AIM OF THE TASK => Each entry must be written out again exactly as it stands.

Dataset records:
__________________________________________________

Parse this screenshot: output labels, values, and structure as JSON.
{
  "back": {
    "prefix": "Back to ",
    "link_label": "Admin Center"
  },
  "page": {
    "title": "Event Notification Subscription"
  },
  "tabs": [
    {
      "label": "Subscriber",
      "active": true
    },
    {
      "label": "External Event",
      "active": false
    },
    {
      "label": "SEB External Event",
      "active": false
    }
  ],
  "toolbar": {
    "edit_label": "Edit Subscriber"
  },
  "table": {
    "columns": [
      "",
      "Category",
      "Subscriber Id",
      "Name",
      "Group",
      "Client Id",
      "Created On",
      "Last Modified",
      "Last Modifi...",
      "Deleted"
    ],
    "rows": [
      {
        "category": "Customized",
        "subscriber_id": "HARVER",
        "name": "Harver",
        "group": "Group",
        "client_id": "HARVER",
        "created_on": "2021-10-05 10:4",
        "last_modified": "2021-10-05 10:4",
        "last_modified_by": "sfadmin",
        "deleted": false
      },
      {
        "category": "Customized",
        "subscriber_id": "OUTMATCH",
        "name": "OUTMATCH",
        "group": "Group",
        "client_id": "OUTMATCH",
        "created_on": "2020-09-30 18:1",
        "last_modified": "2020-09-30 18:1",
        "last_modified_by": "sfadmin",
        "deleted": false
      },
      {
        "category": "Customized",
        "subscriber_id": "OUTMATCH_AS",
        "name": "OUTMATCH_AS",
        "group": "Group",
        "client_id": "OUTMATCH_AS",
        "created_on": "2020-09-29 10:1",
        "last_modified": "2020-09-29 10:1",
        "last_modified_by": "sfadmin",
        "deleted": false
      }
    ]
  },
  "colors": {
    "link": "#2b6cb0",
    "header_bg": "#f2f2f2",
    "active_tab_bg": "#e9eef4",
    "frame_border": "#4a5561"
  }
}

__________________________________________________

SOLVED PROBLEM =>
Parse this screenshot: output labels, values, and structure as JSON.
{
  "back": {
    "prefix": "Back to ",
    "link_label": "Admin Center"
  },
  "page": {
    "title": "Event Notification Subscription"
  },
  "tabs": [
    {
      "label": "Subscriber",
      "active": true
    },
    {
      "label": "External Event",
      "active": false
    },
    {
      "label": "SEB External Event",
      "active": false
    }
  ],
  "toolbar": {
    "edit_label": "Edit Subscriber"
  },
  "table": {
    "columns": [
      "",
      "Category",
      "Subscriber Id",
      "Name",
      "Group",
      "Client Id",
      "Created On",
      "Last Modified",
      "Last Modifi...",
      "Deleted"
    ],
    "rows": [
      {
        "category": "Customized",
        "subscriber_id": "HARVER",
        "name": "Harver",
        "group": "Group",
        "client_id": "HARVER",
        "created_on": "2021-10-05 10:4",
        "last_modified": "2021-10-05 10:4",
        "last_modified_by": "sfadmin",
        "deleted": false
      },
      {
        "category": "Customized",
        "subscriber_id": "OUTMATCH",
        "name": "OUTMATCH",
        "group": "Group",
        "client_id": "OUTMATCH",
        "created_on": "2020-09-30 18:1",
        "last_modified": "2020-09-30 18:1",
        "last_modified_by": "sfadmin",
        "deleted": false
      },
      {
        "category": "Customized",
        "subscriber_id": "OUTMATCH_AS",
        "name": "OUTMATCH_AS",
        "group": "Group",
        "client_id": "OUTMATCH_AS",
        "created_on": "2020-09-29 10:1",
        "last_modified": "2020-09-29 10:1",
        "last_modified_by": "sfadmin",
        "deleted": false
      }
    ]
  },
  "colors": {
    "link": "#2b6cb0",
    "header_bg": "#f2f2f2",
    "active_tab_bg": "#e9eef4",
    "frame_border": "#4a5561"
  }
}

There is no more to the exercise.